Task details >>
The lines to copy from the listing below are those that contain the string "blue".
-=-=-=-=-
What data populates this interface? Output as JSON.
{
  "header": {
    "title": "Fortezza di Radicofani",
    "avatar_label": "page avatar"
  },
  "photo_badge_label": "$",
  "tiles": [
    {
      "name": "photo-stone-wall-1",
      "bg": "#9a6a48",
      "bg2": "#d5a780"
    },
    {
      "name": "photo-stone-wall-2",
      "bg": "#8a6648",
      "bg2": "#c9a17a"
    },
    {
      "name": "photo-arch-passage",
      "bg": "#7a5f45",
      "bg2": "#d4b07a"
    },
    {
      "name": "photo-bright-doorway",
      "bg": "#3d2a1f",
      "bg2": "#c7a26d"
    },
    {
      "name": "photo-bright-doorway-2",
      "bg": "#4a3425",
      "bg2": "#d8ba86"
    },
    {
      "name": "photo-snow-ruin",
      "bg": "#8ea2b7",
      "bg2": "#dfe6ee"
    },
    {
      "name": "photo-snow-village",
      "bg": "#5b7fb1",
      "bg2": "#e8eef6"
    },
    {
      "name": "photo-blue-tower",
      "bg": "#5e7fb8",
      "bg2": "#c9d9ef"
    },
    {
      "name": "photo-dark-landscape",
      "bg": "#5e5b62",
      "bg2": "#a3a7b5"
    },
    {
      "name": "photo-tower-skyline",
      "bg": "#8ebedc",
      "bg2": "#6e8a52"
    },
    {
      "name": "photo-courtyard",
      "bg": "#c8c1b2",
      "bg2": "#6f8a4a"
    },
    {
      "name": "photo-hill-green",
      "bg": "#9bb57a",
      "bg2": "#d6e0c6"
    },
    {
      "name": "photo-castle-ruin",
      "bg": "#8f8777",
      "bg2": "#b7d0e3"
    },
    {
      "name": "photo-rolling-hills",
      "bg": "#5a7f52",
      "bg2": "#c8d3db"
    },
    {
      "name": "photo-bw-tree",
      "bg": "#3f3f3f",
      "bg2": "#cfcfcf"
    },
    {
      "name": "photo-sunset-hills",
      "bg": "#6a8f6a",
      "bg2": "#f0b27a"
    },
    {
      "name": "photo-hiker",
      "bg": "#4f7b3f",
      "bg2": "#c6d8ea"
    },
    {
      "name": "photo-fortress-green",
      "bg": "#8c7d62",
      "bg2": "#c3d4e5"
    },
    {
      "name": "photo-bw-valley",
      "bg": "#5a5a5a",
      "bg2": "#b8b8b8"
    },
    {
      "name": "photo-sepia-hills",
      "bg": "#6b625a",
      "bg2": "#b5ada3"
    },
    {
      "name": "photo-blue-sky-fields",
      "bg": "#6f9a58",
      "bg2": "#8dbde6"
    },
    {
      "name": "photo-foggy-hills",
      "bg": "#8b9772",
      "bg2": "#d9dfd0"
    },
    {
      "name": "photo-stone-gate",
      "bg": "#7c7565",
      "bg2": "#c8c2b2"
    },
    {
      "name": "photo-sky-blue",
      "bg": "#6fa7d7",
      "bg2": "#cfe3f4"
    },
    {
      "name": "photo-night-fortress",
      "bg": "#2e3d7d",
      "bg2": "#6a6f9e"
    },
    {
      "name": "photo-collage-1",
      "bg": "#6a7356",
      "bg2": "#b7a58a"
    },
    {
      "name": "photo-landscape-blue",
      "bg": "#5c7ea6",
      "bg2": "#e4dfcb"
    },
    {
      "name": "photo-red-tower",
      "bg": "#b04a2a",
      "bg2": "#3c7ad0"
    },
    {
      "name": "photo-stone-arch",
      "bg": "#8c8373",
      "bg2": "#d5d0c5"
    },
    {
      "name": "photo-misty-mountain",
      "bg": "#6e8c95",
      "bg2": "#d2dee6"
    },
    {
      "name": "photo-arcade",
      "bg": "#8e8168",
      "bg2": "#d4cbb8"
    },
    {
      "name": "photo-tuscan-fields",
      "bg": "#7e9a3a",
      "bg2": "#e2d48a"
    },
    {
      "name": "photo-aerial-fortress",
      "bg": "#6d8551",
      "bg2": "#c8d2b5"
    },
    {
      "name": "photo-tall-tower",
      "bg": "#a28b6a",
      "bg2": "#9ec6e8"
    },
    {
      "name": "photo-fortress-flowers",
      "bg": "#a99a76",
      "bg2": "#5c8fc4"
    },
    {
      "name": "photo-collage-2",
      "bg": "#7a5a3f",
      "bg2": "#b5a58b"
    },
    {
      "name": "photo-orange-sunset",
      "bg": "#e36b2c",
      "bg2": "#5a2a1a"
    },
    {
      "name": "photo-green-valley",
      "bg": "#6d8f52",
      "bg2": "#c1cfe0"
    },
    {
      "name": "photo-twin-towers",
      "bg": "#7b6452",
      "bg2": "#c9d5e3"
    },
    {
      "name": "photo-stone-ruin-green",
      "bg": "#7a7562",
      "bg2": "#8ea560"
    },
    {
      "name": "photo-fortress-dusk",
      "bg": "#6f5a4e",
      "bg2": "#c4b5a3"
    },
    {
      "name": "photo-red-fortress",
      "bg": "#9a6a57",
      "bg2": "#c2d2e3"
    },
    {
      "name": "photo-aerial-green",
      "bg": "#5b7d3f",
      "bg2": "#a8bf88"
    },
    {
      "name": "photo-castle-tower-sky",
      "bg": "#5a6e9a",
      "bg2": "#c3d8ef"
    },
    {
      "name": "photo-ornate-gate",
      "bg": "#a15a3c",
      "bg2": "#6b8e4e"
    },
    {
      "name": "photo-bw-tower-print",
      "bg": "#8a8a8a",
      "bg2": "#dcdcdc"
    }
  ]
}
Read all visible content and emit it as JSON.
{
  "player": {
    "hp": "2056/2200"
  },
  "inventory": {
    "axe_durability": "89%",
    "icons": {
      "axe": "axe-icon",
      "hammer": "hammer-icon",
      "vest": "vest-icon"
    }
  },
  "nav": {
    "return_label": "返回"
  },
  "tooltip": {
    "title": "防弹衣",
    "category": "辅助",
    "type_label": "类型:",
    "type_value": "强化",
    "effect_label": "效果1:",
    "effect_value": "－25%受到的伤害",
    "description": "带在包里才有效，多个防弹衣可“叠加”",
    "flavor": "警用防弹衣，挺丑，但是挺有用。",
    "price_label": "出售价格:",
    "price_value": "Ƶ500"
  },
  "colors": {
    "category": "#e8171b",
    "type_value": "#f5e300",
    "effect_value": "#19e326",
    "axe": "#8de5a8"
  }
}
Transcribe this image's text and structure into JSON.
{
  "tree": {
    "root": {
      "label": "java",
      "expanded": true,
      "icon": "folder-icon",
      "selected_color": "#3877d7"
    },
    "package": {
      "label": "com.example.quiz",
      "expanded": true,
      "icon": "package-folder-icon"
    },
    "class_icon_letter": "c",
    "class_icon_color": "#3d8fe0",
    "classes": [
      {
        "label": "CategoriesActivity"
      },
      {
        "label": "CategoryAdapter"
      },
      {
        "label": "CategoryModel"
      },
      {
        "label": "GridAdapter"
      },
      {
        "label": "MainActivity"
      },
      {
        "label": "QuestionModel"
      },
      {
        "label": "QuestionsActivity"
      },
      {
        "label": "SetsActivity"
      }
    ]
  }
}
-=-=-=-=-
Solved exercise >>
      "name": "photo-blue-tower",
      "name": "photo-blue-sky-fields",
      "name": "photo-sky-blue",
      "name": "photo-landscape-blue",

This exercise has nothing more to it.